'''
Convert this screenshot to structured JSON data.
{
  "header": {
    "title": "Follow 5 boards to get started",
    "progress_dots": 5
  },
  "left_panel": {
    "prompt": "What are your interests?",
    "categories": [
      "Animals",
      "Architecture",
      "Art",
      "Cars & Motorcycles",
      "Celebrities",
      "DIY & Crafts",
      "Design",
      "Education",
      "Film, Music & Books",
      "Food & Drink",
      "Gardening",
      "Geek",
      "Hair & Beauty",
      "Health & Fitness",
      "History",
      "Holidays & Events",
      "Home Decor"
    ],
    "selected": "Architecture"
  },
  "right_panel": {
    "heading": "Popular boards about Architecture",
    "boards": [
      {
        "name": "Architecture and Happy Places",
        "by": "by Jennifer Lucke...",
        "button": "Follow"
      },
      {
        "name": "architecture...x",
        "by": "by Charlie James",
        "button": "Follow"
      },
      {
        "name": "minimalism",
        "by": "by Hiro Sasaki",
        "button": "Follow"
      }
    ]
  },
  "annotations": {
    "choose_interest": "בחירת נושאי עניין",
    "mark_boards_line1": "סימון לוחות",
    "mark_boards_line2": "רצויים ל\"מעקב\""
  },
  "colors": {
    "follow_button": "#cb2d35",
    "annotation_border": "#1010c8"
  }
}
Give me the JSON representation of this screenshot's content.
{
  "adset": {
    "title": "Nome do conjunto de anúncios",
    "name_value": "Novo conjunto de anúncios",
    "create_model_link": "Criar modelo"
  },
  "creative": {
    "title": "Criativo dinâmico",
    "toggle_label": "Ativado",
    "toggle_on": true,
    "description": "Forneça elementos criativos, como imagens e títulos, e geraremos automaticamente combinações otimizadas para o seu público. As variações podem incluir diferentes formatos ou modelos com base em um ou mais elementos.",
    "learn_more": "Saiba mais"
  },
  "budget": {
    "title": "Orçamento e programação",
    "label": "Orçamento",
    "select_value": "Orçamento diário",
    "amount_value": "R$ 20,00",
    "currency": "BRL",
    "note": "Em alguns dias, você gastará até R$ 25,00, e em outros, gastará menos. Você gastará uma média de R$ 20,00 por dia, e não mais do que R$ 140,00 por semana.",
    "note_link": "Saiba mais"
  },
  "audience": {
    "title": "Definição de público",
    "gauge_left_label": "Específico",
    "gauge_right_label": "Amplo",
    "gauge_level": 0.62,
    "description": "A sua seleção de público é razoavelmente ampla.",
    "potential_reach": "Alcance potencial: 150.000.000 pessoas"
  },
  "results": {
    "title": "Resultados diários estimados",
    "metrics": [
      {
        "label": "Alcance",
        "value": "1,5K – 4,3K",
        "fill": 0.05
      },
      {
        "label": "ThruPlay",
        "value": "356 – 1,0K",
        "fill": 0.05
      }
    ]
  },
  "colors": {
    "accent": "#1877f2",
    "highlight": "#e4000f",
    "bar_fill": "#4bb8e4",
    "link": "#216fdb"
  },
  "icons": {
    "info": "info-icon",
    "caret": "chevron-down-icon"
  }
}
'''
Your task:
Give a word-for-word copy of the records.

Response:
Convert this screenshot to structured JSON data.
{
  "header": {
    "title": "Follow 5 boards to get started",
    "progress_dots": 5
  },
  "left_panel": {
    "prompt": "What are your interests?",
    "categories": [
      "Animals",
      "Architecture",
      "Art",
      "Cars & Motorcycles",
      "Celebrities",
      "DIY & Crafts",
      "Design",
      "Education",
      "Film, Music & Books",
      "Food & Drink",
      "Gardening",
      "Geek",
      "Hair & Beauty",
      "Health & Fitness",
      "History",
      "Holidays & Events",
      "Home Decor"
    ],
    "selected": "Architecture"
  },
  "right_panel": {
    "heading": "Popular boards about Architecture",
    "boards": [
      {
        "name": "Architecture and Happy Places",
        "by": "by Jennifer Lucke...",
        "button": "Follow"
      },
      {
        "name": "architecture...x",
        "by": "by Charlie James",
        "button": "Follow"
      },
      {
        "name": "minimalism",
        "by": "by Hiro Sasaki",
        "button": "Follow"
      }
    ]
  },
  "annotations": {
    "choose_interest": "בחירת נושאי עניין",
    "mark_boards_line1": "סימון לוחות",
    "mark_boards_line2": "רצויים ל\"מעקב\""
  },
  "colors": {
    "follow_button": "#cb2d35",
    "annotation_border": "#1010c8"
  }
}
Give me the JSON representation of this screenshot's content.
{
  "adset": {
    "title": "Nome do conjunto de anúncios",
    "name_value": "Novo conjunto de anúncios",
    "create_model_link": "Criar modelo"
  },
  "creative": {
    "title": "Criativo dinâmico",
    "toggle_label": "Ativado",
    "toggle_on": true,
    "description": "Forneça elementos criativos, como imagens e títulos, e geraremos automaticamente combinações otimizadas para o seu público. As variações podem incluir diferentes formatos ou modelos com base em um ou mais elementos.",
    "learn_more": "Saiba mais"
  },
  "budget": {
    "title": "Orçamento e programação",
    "label": "Orçamento",
    "select_value": "Orçamento diário",
    "amount_value": "R$ 20,00",
    "currency": "BRL",
    "note": "Em alguns dias, você gastará até R$ 25,00, e em outros, gastará menos. Você gastará uma média de R$ 20,00 por dia, e não mais do que R$ 140,00 por semana.",
    "note_link": "Saiba mais"
  },
  "audience": {
    "title": "Definição de público",
    "gauge_left_label": "Específico",
    "gauge_right_label": "Amplo",
    "gauge_level": 0.62,
    "description": "A sua seleção de público é razoavelmente ampla.",
    "potential_reach": "Alcance potencial: 150.000.000 pessoas"
  },
  "results": {
    "title": "Resultados diários estimados",
    "metrics": [
      {
        "label": "Alcance",
        "value": "1,5K – 4,3K",
        "fill": 0.05
      },
      {
        "label": "ThruPlay",
        "value": "356 – 1,0K",
        "fill": 0.05
      }
    ]
  },
  "colors": {
    "accent": "#1877f2",
    "highlight": "#e4000f",
    "bar_fill": "#4bb8e4",
    "link": "#216fdb"
  },
  "icons": {
    "info": "info-icon",
    "caret": "chevron-down-icon"
  }
}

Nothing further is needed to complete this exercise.